For a few days I cannot look at Madame or Monsieur. I take my meals in the kitchen and stay in the nursery all day. On the fourth morning Madame gives me a new dress. It is not one of hers that she doesn't want any more. It is from the new Galeries Lafayette, she says. Something called a department store. It's a lovely pale gray with a pink, see-through tie at the throat.
"I have never had such a dress," I say.
"Wear it today," Madame says. "We'll go to the Bois. I want to paint you."
"This time in profile. It will be good for you to be outside."
We don't go to the fir grove. Instead, we take the Allée de Longchamp. "The fashion promenade used to take place here every Passion Week, before the war," Madame says cheerfully.
I can't imagine such a thing.
She chooses a bench, and sets up her easel. She wants Julie to be sitting up on my lap. Julie is making sweet gurgling sounds. I can't murmur back to her because I'm supposed to be silent. I steal a sideways look at Madame every so often and I see her working with half-frowns coming and going on her face. How can she frown even once? She has everything.
I think of home, quiet as a cave now without Félix, Maman and Natalie hardly talking. I'm sure Maman feels terrible. I want to put my head in her lap and cry. Maybe I can go back to the Bureau des Nourrices to send her a letter.
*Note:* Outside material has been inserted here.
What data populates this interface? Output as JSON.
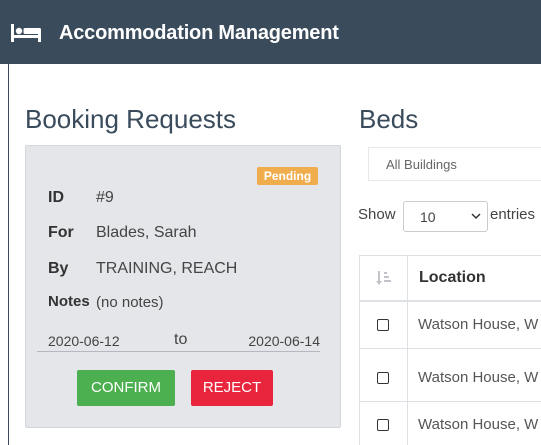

I try to think of what to say.
Maman, do not cry. I...
I must be brave but...